And Jesus, hearing it, said to them, Those who are well have no need of a medical man, but those who are ill: I have come not to get the upright but sinners.

A church in Lake County, Flori-duh seems to put this piece of mythology at the center of a recent outreach project. The church put up a billboard that stated “Scumbags Welcome.” Naturally, the “good people” of the 352 area code took issue with the church, called the city, and complained. Much to the City’s credit, it found that the church was well within its First Amendment rights. (source)

Hey Flori-duh, thanks for the $2.4 billion!

February 17, 2011

Just walk!

You know Flori-duh… the only way to get elected there is to screech about God, Guns, and Gays.

Rick Scott, the latest visionary to serve as Governor of America’s Wang, just said “no thanks” to $2.4 billion in federal funds to start Florida’s high-speed rail project. The GOP doesn’t like projects that threaten the profits of our Saudi overlords.

Republican C.C. “Doc” Dockery, former chairman of the Florida High Speed Rail Commission, told the Tampa Tribune that today was “a great day for the citizens of California, who will be getting billions of dollars that Florida didn’t want and the thousands of jobs that come with the money.”(source)

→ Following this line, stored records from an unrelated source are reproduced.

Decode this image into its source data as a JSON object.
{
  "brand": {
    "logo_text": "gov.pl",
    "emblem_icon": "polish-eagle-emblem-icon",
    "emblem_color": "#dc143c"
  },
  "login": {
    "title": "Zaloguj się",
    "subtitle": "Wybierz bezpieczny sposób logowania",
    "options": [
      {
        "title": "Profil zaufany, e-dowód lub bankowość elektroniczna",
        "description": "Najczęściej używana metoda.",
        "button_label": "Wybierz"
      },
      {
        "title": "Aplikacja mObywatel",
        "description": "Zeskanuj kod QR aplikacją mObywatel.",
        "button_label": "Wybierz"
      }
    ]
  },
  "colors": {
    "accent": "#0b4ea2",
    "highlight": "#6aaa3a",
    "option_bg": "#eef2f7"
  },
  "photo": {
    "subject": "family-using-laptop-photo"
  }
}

Of course, I’ll agree that high speed rail from Tampa to Orlando isn’t exactly high on the list of smart ideas. So if you take the train from Tampa to Orlando, what the hell do you do then? Walk? Not like there’s any real public transportation in either city.

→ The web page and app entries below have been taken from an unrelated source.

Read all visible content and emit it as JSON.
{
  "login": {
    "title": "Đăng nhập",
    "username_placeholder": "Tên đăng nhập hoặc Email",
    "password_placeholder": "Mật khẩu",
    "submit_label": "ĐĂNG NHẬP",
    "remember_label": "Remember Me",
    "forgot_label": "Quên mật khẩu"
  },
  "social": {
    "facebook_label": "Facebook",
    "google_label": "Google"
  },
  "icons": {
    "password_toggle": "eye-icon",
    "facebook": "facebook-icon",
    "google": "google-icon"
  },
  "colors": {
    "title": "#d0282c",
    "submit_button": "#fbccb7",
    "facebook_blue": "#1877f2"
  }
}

Hey, go get your Irony Meter…. Dockery’s wife, Paula Dockery, represents the Lakeland area — which is otherwise known as Methlabistan. When the State of Flori-duh was ready to put in a real, working, viable commuter rail project in the Orlando area, its chief opponent was … wait for it…. Paula Dockery. (source)

As someone who escaped Flori-duh for the West… thanks for the money, Flori-duh!

Something is missing from this story

February 17, 2011

How the hell did THIS guy get into a fabulous bar? With that hair? Puh leeze.

Josue Hernandez went to a bar in Naples, Florida (of course), and bought drinks for a bunch of ladies for four hours.

Then, he figured out that they were cross-dressers.

So he flipped out, started fights, and started smashing bottles. You know, to prove his manhood and all that.

You’ve got a group of trans genders in a bar. That strongly suggests that the bar must have a high degree of fabulousness. How the fuck did THAT GUY get into a bar like that?

DUI laws and the Constitution

December 31, 2010

by Charles Platt

Florida has joined the growing list of states that are raising revenue by stopping drivers at random (not with probable cause) and forcing everyone to be breathalyzed–on the understanding that if anyone refuses, a judge on-site will issue a warrant authorizing the cops to take a blood sample by force, if necessary. Naturally Mothers Against Drunk Driving endorses this as a great idea. Here’s the news item.

For years I have had a gut-level aversion to MADD. The name alone is manipulative (who would ever dare to oppose that most sacred group, mothers, against that most reviled subspecies, drunk drivers?). The tactics are abhorrent (such as going to the Feds for help in forcing states to conform, when really this should be a state issue). And of course taking someone’s license away simply for triggering a detection device, before anything has been proven, is totally unacceptable.

But now I find that the situation is far worse than I imagined. If you have the time, this guy will tell you why.